(Try it)
Please copy out all the data. Every detail stays the same.

(Data about app and page elements)
★ ★ ★ ★ ★
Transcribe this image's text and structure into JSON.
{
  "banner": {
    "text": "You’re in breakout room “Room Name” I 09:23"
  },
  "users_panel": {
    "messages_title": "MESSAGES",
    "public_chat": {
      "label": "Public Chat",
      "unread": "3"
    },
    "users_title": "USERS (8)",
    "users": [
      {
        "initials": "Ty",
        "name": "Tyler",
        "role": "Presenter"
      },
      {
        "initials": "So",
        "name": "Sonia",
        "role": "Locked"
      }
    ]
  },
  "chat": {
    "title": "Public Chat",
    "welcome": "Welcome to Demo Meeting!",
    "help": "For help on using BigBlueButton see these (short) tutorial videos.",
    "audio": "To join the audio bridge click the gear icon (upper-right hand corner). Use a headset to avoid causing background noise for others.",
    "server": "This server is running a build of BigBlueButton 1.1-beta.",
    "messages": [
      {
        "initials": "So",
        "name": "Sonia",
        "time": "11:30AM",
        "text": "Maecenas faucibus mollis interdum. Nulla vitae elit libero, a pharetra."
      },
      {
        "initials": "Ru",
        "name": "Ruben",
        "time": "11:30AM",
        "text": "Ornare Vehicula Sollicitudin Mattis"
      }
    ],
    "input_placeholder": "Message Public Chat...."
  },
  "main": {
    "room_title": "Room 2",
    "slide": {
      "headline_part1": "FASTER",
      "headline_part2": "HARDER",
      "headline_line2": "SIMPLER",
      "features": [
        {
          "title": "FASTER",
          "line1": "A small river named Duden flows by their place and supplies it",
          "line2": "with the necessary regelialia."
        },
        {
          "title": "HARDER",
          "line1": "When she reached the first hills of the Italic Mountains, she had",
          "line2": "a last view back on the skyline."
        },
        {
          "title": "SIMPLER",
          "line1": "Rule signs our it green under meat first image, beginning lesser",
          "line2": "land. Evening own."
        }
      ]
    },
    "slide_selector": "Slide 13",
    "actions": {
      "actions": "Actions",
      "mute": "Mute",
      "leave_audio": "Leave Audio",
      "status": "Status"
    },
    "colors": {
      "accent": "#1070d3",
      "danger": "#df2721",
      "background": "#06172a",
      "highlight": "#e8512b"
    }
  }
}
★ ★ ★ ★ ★
(Written solution)
Transcribe this image's text and structure into JSON.
{
  "banner": {
    "text": "You’re in breakout room “Room Name” I 09:23"
  },
  "users_panel": {
    "messages_title": "MESSAGES",
    "public_chat": {
      "label": "Public Chat",
      "unread": "3"
    },
    "users_title": "USERS (8)",
    "users": [
      {
        "initials": "Ty",
        "name": "Tyler",
        "role": "Presenter"
      },
      {
        "initials": "So",
        "name": "Sonia",
        "role": "Locked"
      }
    ]
  },
  "chat": {
    "title": "Public Chat",
    "welcome": "Welcome to Demo Meeting!",
    "help": "For help on using BigBlueButton see these (short) tutorial videos.",
    "audio": "To join the audio bridge click the gear icon (upper-right hand corner). Use a headset to avoid causing background noise for others.",
    "server": "This server is running a build of BigBlueButton 1.1-beta.",
    "messages": [
      {
        "initials": "So",
        "name": "Sonia",
        "time": "11:30AM",
        "text": "Maecenas faucibus mollis interdum. Nulla vitae elit libero, a pharetra."
      },
      {
        "initials": "Ru",
        "name": "Ruben",
        "time": "11:30AM",
        "text": "Ornare Vehicula Sollicitudin Mattis"
      }
    ],
    "input_placeholder": "Message Public Chat...."
  },
  "main": {
    "room_title": "Room 2",
    "slide": {
      "headline_part1": "FASTER",
      "headline_part2": "HARDER",
      "headline_line2": "SIMPLER",
      "features": [
        {
          "title": "FASTER",
          "line1": "A small river named Duden flows by their place and supplies it",
          "line2": "with the necessary regelialia."
        },
        {
          "title": "HARDER",
          "line1": "When she reached the first hills of the Italic Mountains, she had",
          "line2": "a last view back on the skyline."
        },
        {
          "title": "SIMPLER",
          "line1": "Rule signs our it green under meat first image, beginning lesser",
          "line2": "land. Evening own."
        }
      ]
    },
    "slide_selector": "Slide 13",
    "actions": {
      "actions": "Actions",
      "mute": "Mute",
      "leave_audio": "Leave Audio",
      "status": "Status"
    },
    "colors": {
      "accent": "#1070d3",
      "danger": "#df2721",
      "background": "#06172a",
      "highlight": "#e8512b"
    }
  }
}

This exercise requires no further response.